Nightmares are dreams that cause intense fear. These dreams are often complex and fairly long. During the dream, the sleeper usually encounters or experiences a threat to their life or safety. Nightmares are also reported that do not involve physical danger.During the course of a nightmare the sleeper may moan, talk, or move slightly, although these signs do not always appear. The person wakes from the nightmare with a profound sense of fear. Waking is complete, and usually accompanied by increased heart rate, sweating, and other symptoms of anxiety or fear. Once fully awake, the person usually has a good recall of the dream and what was so frightening about it.

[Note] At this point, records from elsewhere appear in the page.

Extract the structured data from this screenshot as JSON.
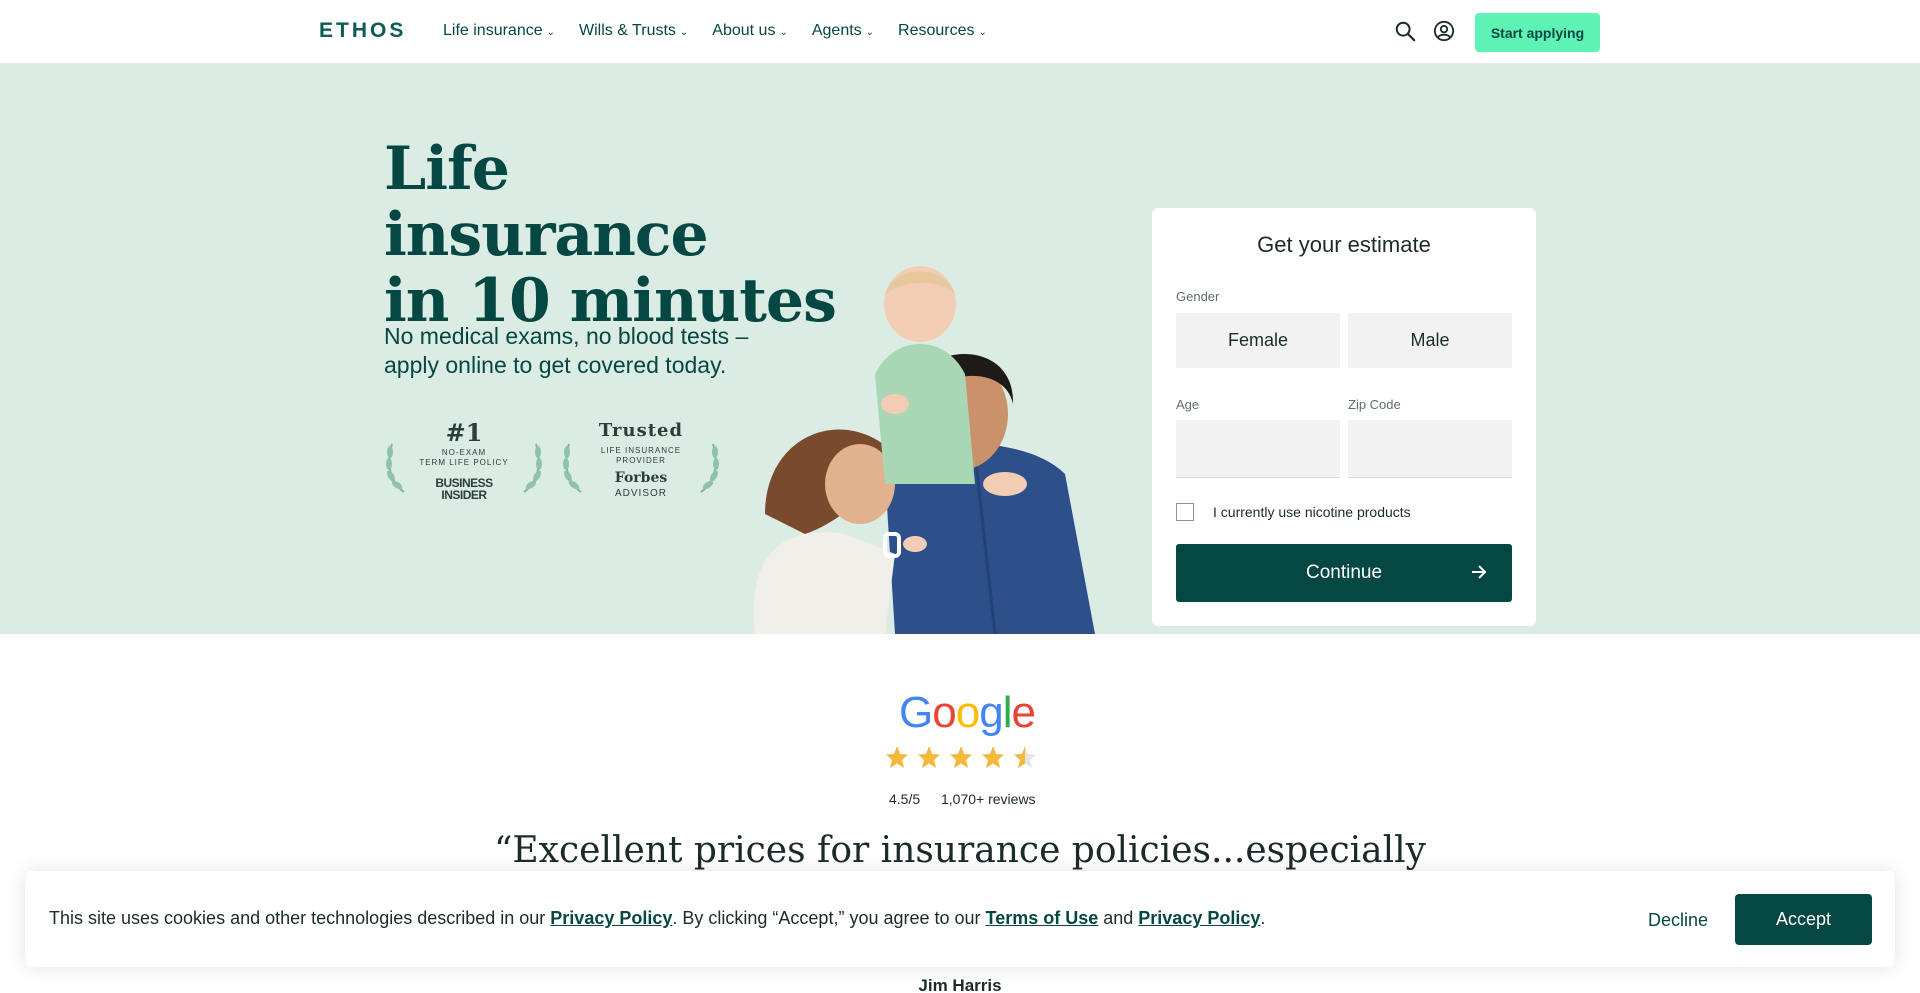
{
  "nav": {
    "logo": "ETHOS",
    "menu": [
      {
        "label": "Life insurance"
      },
      {
        "label": "Wills & Trusts"
      },
      {
        "label": "About us"
      },
      {
        "label": "Agents"
      },
      {
        "label": "Resources"
      }
    ],
    "start_button": "Start applying"
  },
  "hero": {
    "title_line1": "Life insurance",
    "title_line2": "in 10 minutes",
    "subtitle_line1": "No medical exams, no blood tests –",
    "subtitle_line2": "apply online to get covered today.",
    "badges": [
      {
        "top": "#1",
        "line1": "NO-EXAM",
        "line2": "TERM LIFE POLICY",
        "brand1": "BUSINESS",
        "brand2": "INSIDER"
      },
      {
        "top": "Trusted",
        "line1": "LIFE INSURANCE",
        "line2": "PROVIDER",
        "brand1": "Forbes",
        "brand2": "ADVISOR"
      }
    ]
  },
  "form": {
    "title": "Get your estimate",
    "gender_label": "Gender",
    "gender_options": [
      "Female",
      "Male"
    ],
    "age_label": "Age",
    "age_value": "",
    "zip_label": "Zip Code",
    "zip_value": "",
    "nicotine_label": "I currently use nicotine products",
    "nicotine_checked": false,
    "continue_label": "Continue"
  },
  "reviews": {
    "brand": "Google",
    "stars": 4.5,
    "rating": "4.5/5",
    "count": "1,070+ reviews",
    "quote": "“Excellent prices for insurance policies...especially",
    "reviewer": "Jim Harris"
  },
  "cookie": {
    "text1": "This site uses cookies and other technologies described in our ",
    "link1": "Privacy Policy",
    "text2": ". By clicking “Accept,” you agree to our ",
    "link2": "Terms of Use",
    "text3": " and ",
    "link3": "Privacy Policy",
    "text4": ".",
    "decline": "Decline",
    "accept": "Accept"
  },
  "colors": {
    "brand_dark": "#054742",
    "accent_mint": "#5ef2b5",
    "hero_bg": "#daece4",
    "star": "#f6b73c"
  }
}
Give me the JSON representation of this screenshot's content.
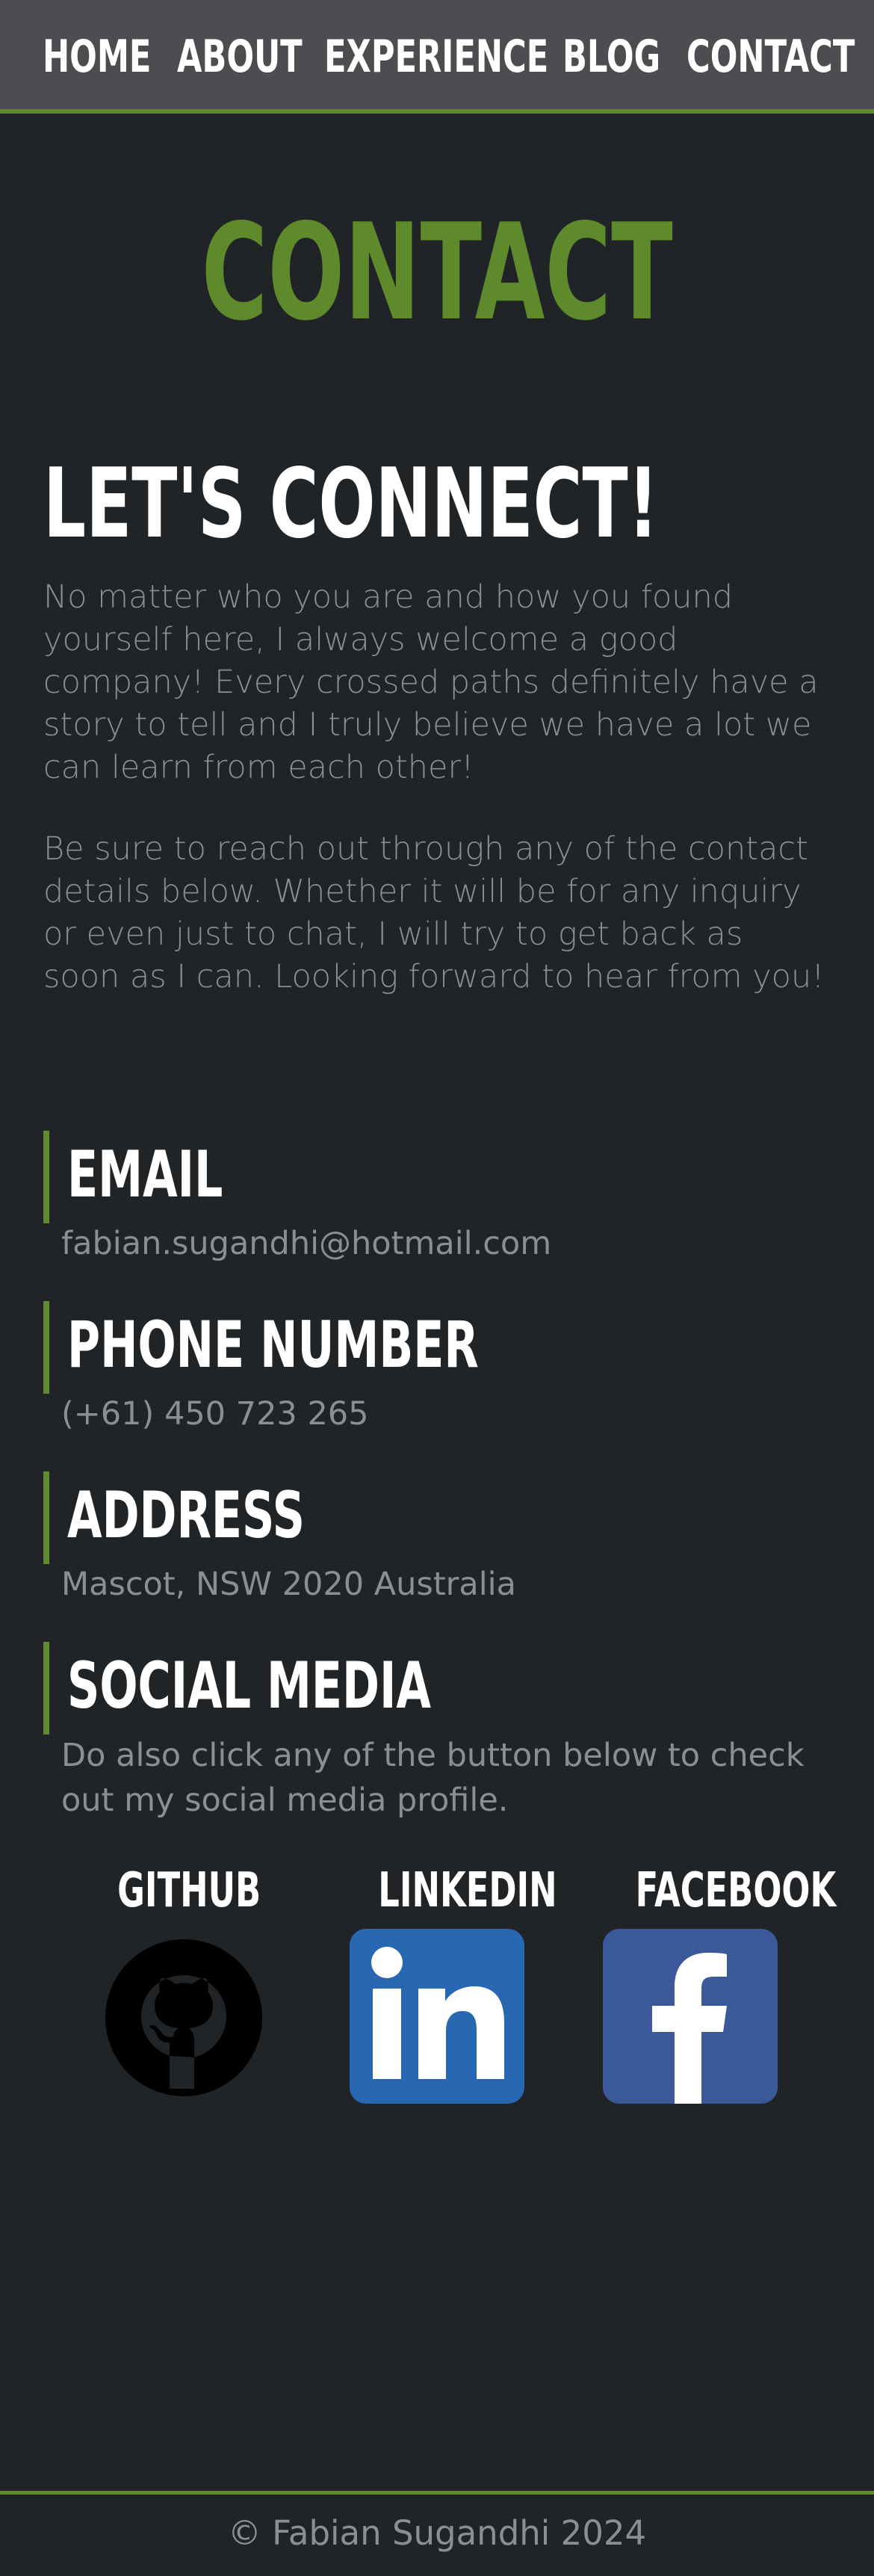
{
  "nav": {
    "home": "HOME",
    "about": "ABOUT",
    "experience": "EXPERIENCE",
    "blog": "BLOG",
    "contact": "CONTACT"
  },
  "page_title": "CONTACT",
  "intro": {
    "heading": "LET'S CONNECT!",
    "paragraph1": "No matter who you are and how you found yourself here, I always welcome a good company! Every crossed paths definitely have a story to tell and I truly believe we have a lot we can learn from each other!",
    "paragraph2": "Be sure to reach out through any of the contact details below. Whether it will be for any inquiry or even just to chat, I will try to get back as soon as I can. Looking forward to hear from you!"
  },
  "contact": {
    "email": {
      "title": "EMAIL",
      "value": "fabian.sugandhi@hotmail.com"
    },
    "phone": {
      "title": "PHONE NUMBER",
      "value": "(+61) 450 723 265"
    },
    "address": {
      "title": "ADDRESS",
      "value": "Mascot, NSW 2020 Australia"
    },
    "social": {
      "title": "SOCIAL MEDIA",
      "value": "Do also click any of the button below to check out my social media profile."
    }
  },
  "socials": {
    "github": {
      "label": "GITHUB",
      "icon": "github-icon"
    },
    "linkedin": {
      "label": "LINKEDIN",
      "icon": "linkedin-icon"
    },
    "facebook": {
      "label": "FACEBOOK",
      "icon": "facebook-icon"
    }
  },
  "footer": {
    "copyright": "© Fabian Sugandhi 2024"
  },
  "colors": {
    "background": "#212427",
    "nav_background": "#4b4d51",
    "accent": "#5e8a2c",
    "body_text": "#8c8e91",
    "linkedin": "#2867b2",
    "facebook": "#3b5998"
  }
}
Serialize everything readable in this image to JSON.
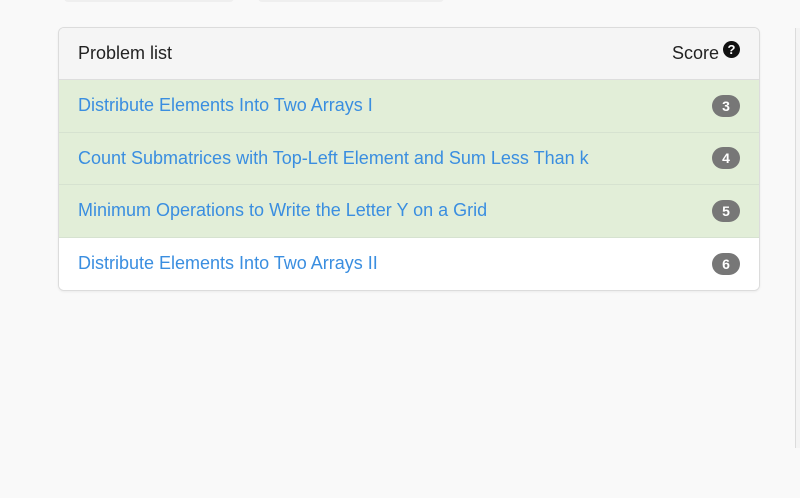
{
  "panel": {
    "title": "Problem list",
    "score_label": "Score",
    "help_icon_glyph": "?"
  },
  "problems": [
    {
      "name": "Distribute Elements Into Two Arrays I",
      "score": "3",
      "status": "solved"
    },
    {
      "name": "Count Submatrices with Top-Left Element and Sum Less Than k",
      "score": "4",
      "status": "solved"
    },
    {
      "name": "Minimum Operations to Write the Letter Y on a Grid",
      "score": "5",
      "status": "solved"
    },
    {
      "name": "Distribute Elements Into Two Arrays II",
      "score": "6",
      "status": "unsolved"
    }
  ],
  "colors": {
    "link": "#3a8ee0",
    "solved_row": "#e2eed8",
    "badge": "#777777"
  }
}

Diagnosis and medication can only be given to patients that report the recurring nightmares to a psychiatrist or other physician. Medications like prazosin are sometimes used to treat nightmares in people with PTSD. Therapy usually helps to deal with the frightening themes of the nightmares and alleviate the recurrence of the dreams. The persistent nightmares will usually improve as the patient gets older. Treatments are generally very successful.Pediatricians estimate that 20-30% of children have difficulties with sleep that are serious enough to disturb their families. Although sleepwalking and night terror disorder occur more frequently in children than in adults.